As its name denotes, is a pattern that partially classificates what you match with it. That means that doesn’t try to define all possible options but just one. This is quite convenient when using an active pattern to define a business rule of your domain, because you can split the different cases in different partial active patterns making your code much more readable.
You will identify a partial active pattern because the definition looks something like this:
1 2 let (|WithRemainder|_|) divisor divident = // active pattern code
|You can see between brackets the name of the classification followed by the wilcard name (_), the two of them between||. Just after that you can see the two arguments that the function will take.|
This kind of active pattern has to return an Option value. In our case, we are going to return the remainder, if any. So our active pattern will look like:
1 2 3 let (|WithRemainder|_|) divisor dividend = let remainder = dividend % divisor if remainder <> 0 then Some remainder else None
How we use it? Well, the first time you see this active pattern applied can seem a bit difficult to understand (at least it was for me! :P), but is not that difficult:
1 2 3 match 10 with | WithRemainder 3 r -> printfn "The remainder is %d" r | _ -> printfn "No remainder"
The difficult part here is to see that the value in the match sentence is passed as the last argument of the active pattern.

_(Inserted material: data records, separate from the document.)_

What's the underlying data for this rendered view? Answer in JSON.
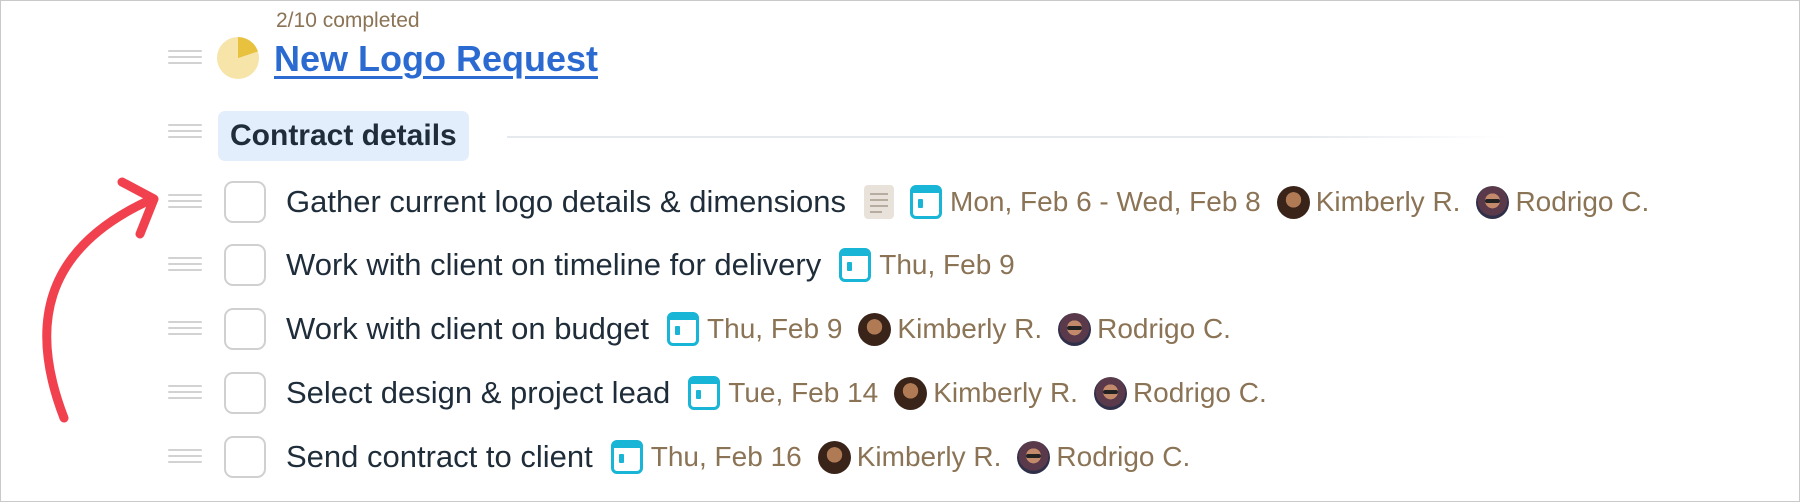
{
  "project": {
    "progress_text": "2/10 completed",
    "progress_fraction": 0.2,
    "title": "New Logo Request"
  },
  "section": {
    "title": "Contract details"
  },
  "colors": {
    "accent_link": "#2b6bd1",
    "meta_text": "#8b7355",
    "calendar": "#18b5d6",
    "annotation_arrow": "#f2414e"
  },
  "tasks": [
    {
      "name": "Gather current logo details & dimensions",
      "has_note": true,
      "date": "Mon, Feb 6 - Wed, Feb 8",
      "assignees": [
        "Kimberly R.",
        "Rodrigo C."
      ]
    },
    {
      "name": "Work with client on timeline for delivery",
      "has_note": false,
      "date": "Thu, Feb 9",
      "assignees": []
    },
    {
      "name": "Work with client on budget",
      "has_note": false,
      "date": "Thu, Feb 9",
      "assignees": [
        "Kimberly R.",
        "Rodrigo C."
      ]
    },
    {
      "name": "Select design & project lead",
      "has_note": false,
      "date": "Tue, Feb 14",
      "assignees": [
        "Kimberly R.",
        "Rodrigo C."
      ]
    },
    {
      "name": "Send contract to client",
      "has_note": false,
      "date": "Thu, Feb 16",
      "assignees": [
        "Kimberly R.",
        "Rodrigo C."
      ]
    }
  ]
}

For example, in our case 3 is the divisor (first argument), 10 is the dividend (second argument) and r is what the pattern returns inside the Option type, in this case the remainder (is not the Option type, is the value itself). Once you understand that, there will be no secrets for you to create and use this kind of active pattern!